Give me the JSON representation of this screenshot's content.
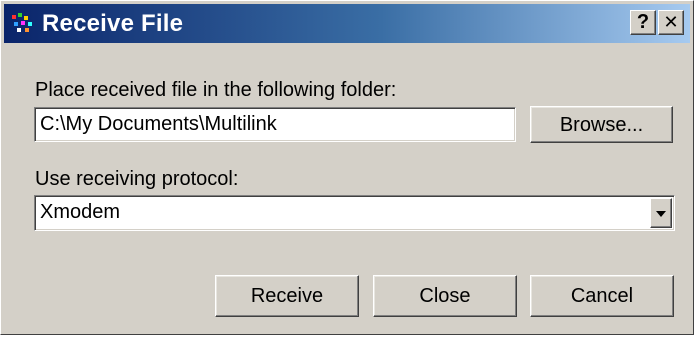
{
  "window": {
    "title": "Receive File",
    "icon": "multilink-app-icon",
    "help_label": "?",
    "close_label": "✕"
  },
  "folder": {
    "label": "Place received file in the following folder:",
    "value": "C:\\My Documents\\Multilink",
    "browse_label": "Browse..."
  },
  "protocol": {
    "label": "Use receiving protocol:",
    "selected": "Xmodem"
  },
  "buttons": {
    "receive": "Receive",
    "close": "Close",
    "cancel": "Cancel"
  },
  "colors": {
    "titlebar_start": "#0a246a",
    "titlebar_end": "#a6caf0",
    "face": "#d4d0c8"
  }
}
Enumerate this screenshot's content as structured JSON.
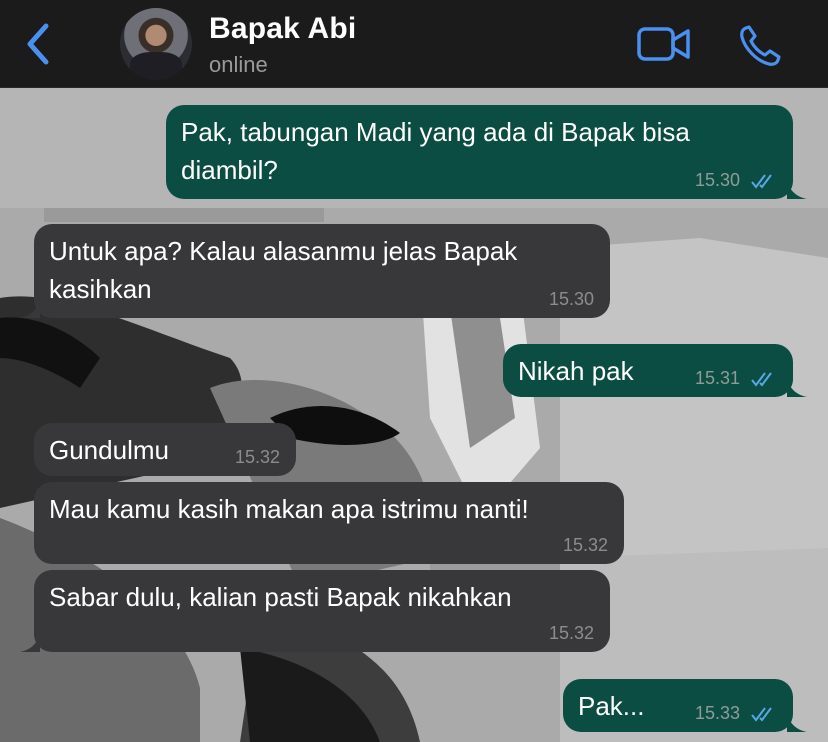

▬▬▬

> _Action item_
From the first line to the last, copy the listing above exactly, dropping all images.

> _Result of this task_
Give me the JSON representation of this screenshot's content.
{
  "window": {
    "title": "Receive File",
    "icon": "multilink-app-icon",
    "help_label": "?",
    "close_label": "✕"
  },
  "folder": {
    "label": "Place received file in the following folder:",
    "value": "C:\\My Documents\\Multilink",
    "browse_label": "Browse..."
  },
  "protocol": {
    "label": "Use receiving protocol:",
    "selected": "Xmodem"
  },
  "buttons": {
    "receive": "Receive",
    "close": "Close",
    "cancel": "Cancel"
  },
  "colors": {
    "titlebar_start": "#0a246a",
    "titlebar_end": "#a6caf0",
    "face": "#d4d0c8"
  }
}
Enumerate this screenshot's content as structured JSON.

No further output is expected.